■ **EXCERPTED DATA**:
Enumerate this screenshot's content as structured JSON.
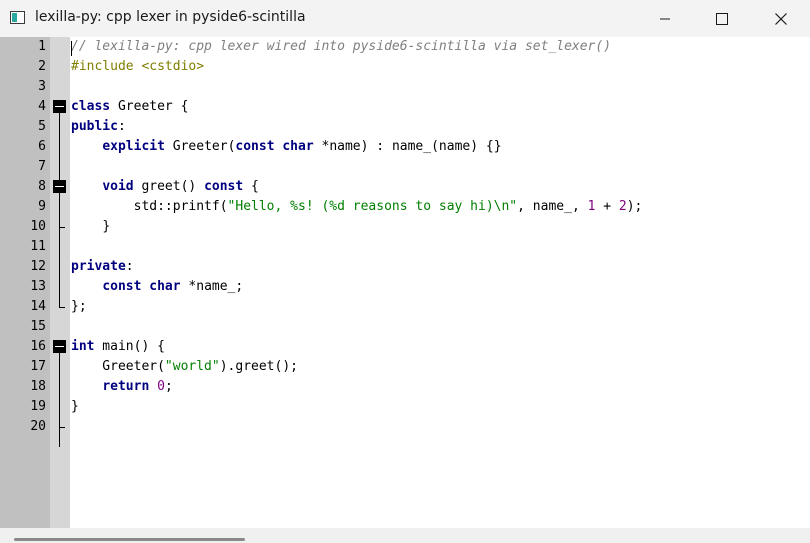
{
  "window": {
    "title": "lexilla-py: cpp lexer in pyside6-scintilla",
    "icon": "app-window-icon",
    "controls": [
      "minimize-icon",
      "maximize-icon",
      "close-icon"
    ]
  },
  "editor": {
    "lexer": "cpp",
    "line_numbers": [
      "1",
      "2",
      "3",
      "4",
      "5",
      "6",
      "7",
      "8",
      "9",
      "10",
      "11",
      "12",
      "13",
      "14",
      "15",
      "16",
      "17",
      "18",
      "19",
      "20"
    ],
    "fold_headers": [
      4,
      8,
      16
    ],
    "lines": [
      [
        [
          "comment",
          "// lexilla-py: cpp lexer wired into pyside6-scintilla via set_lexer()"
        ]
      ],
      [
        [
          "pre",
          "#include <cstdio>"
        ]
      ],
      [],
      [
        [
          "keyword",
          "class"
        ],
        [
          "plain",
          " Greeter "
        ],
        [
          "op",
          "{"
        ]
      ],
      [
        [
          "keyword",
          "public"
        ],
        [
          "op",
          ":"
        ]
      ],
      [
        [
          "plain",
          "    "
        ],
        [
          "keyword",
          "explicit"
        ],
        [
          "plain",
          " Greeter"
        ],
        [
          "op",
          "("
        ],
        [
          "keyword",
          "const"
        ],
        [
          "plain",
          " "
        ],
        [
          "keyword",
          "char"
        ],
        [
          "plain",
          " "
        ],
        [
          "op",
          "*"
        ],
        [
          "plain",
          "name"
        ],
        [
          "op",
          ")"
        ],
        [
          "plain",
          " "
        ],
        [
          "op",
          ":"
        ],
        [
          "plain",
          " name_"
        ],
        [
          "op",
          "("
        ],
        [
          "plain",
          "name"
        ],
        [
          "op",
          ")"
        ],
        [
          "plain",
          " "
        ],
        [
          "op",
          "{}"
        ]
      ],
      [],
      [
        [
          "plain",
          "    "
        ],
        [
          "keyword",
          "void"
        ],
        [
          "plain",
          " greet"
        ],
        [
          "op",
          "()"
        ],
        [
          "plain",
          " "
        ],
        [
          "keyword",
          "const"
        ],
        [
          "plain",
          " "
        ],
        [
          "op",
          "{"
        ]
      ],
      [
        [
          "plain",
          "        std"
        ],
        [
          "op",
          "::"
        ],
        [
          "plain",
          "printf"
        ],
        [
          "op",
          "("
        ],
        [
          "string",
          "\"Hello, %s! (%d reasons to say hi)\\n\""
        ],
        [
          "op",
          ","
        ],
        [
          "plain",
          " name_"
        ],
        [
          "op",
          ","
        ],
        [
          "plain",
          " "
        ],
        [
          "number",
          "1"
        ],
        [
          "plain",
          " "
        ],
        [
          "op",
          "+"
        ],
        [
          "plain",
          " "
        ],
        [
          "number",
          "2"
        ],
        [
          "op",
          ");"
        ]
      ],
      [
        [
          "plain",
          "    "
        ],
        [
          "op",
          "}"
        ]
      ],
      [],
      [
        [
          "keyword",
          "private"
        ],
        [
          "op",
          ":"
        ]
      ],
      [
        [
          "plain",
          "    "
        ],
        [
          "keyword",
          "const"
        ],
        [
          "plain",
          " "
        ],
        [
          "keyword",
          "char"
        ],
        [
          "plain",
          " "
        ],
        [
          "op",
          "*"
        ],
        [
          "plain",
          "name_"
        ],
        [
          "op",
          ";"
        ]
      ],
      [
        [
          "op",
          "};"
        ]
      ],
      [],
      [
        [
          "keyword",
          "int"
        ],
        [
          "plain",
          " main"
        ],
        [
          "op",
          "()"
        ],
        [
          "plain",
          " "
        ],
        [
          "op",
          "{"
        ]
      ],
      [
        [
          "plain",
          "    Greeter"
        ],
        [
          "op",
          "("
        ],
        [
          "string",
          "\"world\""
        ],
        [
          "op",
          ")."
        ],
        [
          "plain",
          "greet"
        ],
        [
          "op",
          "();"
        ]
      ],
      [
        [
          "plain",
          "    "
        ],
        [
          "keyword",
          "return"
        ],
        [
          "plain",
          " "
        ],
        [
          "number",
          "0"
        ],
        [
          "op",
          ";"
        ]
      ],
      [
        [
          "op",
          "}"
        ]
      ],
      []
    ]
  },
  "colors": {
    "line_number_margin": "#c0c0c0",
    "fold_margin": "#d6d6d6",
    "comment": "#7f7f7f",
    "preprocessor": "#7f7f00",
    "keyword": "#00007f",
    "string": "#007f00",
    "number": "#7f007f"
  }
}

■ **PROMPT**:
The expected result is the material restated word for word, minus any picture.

■ **FINISHED EXERCISE**:
Enumerate this screenshot's content as structured JSON.
{
  "window": {
    "title": "lexilla-py: cpp lexer in pyside6-scintilla",
    "icon": "app-window-icon",
    "controls": [
      "minimize-icon",
      "maximize-icon",
      "close-icon"
    ]
  },
  "editor": {
    "lexer": "cpp",
    "line_numbers": [
      "1",
      "2",
      "3",
      "4",
      "5",
      "6",
      "7",
      "8",
      "9",
      "10",
      "11",
      "12",
      "13",
      "14",
      "15",
      "16",
      "17",
      "18",
      "19",
      "20"
    ],
    "fold_headers": [
      4,
      8,
      16
    ],
    "lines": [
      [
        [
          "comment",
          "// lexilla-py: cpp lexer wired into pyside6-scintilla via set_lexer()"
        ]
      ],
      [
        [
          "pre",
          "#include <cstdio>"
        ]
      ],
      [],
      [
        [
          "keyword",
          "class"
        ],
        [
          "plain",
          " Greeter "
        ],
        [
          "op",
          "{"
        ]
      ],
      [
        [
          "keyword",
          "public"
        ],
        [
          "op",
          ":"
        ]
      ],
      [
        [
          "plain",
          "    "
        ],
        [
          "keyword",
          "explicit"
        ],
        [
          "plain",
          " Greeter"
        ],
        [
          "op",
          "("
        ],
        [
          "keyword",
          "const"
        ],
        [
          "plain",
          " "
        ],
        [
          "keyword",
          "char"
        ],
        [
          "plain",
          " "
        ],
        [
          "op",
          "*"
        ],
        [
          "plain",
          "name"
        ],
        [
          "op",
          ")"
        ],
        [
          "plain",
          " "
        ],
        [
          "op",
          ":"
        ],
        [
          "plain",
          " name_"
        ],
        [
          "op",
          "("
        ],
        [
          "plain",
          "name"
        ],
        [
          "op",
          ")"
        ],
        [
          "plain",
          " "
        ],
        [
          "op",
          "{}"
        ]
      ],
      [],
      [
        [
          "plain",
          "    "
        ],
        [
          "keyword",
          "void"
        ],
        [
          "plain",
          " greet"
        ],
        [
          "op",
          "()"
        ],
        [
          "plain",
          " "
        ],
        [
          "keyword",
          "const"
        ],
        [
          "plain",
          " "
        ],
        [
          "op",
          "{"
        ]
      ],
      [
        [
          "plain",
          "        std"
        ],
        [
          "op",
          "::"
        ],
        [
          "plain",
          "printf"
        ],
        [
          "op",
          "("
        ],
        [
          "string",
          "\"Hello, %s! (%d reasons to say hi)\\n\""
        ],
        [
          "op",
          ","
        ],
        [
          "plain",
          " name_"
        ],
        [
          "op",
          ","
        ],
        [
          "plain",
          " "
        ],
        [
          "number",
          "1"
        ],
        [
          "plain",
          " "
        ],
        [
          "op",
          "+"
        ],
        [
          "plain",
          " "
        ],
        [
          "number",
          "2"
        ],
        [
          "op",
          ");"
        ]
      ],
      [
        [
          "plain",
          "    "
        ],
        [
          "op",
          "}"
        ]
      ],
      [],
      [
        [
          "keyword",
          "private"
        ],
        [
          "op",
          ":"
        ]
      ],
      [
        [
          "plain",
          "    "
        ],
        [
          "keyword",
          "const"
        ],
        [
          "plain",
          " "
        ],
        [
          "keyword",
          "char"
        ],
        [
          "plain",
          " "
        ],
        [
          "op",
          "*"
        ],
        [
          "plain",
          "name_"
        ],
        [
          "op",
          ";"
        ]
      ],
      [
        [
          "op",
          "};"
        ]
      ],
      [],
      [
        [
          "keyword",
          "int"
        ],
        [
          "plain",
          " main"
        ],
        [
          "op",
          "()"
        ],
        [
          "plain",
          " "
        ],
        [
          "op",
          "{"
        ]
      ],
      [
        [
          "plain",
          "    Greeter"
        ],
        [
          "op",
          "("
        ],
        [
          "string",
          "\"world\""
        ],
        [
          "op",
          ")."
        ],
        [
          "plain",
          "greet"
        ],
        [
          "op",
          "();"
        ]
      ],
      [
        [
          "plain",
          "    "
        ],
        [
          "keyword",
          "return"
        ],
        [
          "plain",
          " "
        ],
        [
          "number",
          "0"
        ],
        [
          "op",
          ";"
        ]
      ],
      [
        [
          "op",
          "}"
        ]
      ],
      []
    ]
  },
  "colors": {
    "line_number_margin": "#c0c0c0",
    "fold_margin": "#d6d6d6",
    "comment": "#7f7f7f",
    "preprocessor": "#7f7f00",
    "keyword": "#00007f",
    "string": "#007f00",
    "number": "#7f007f"
  }
}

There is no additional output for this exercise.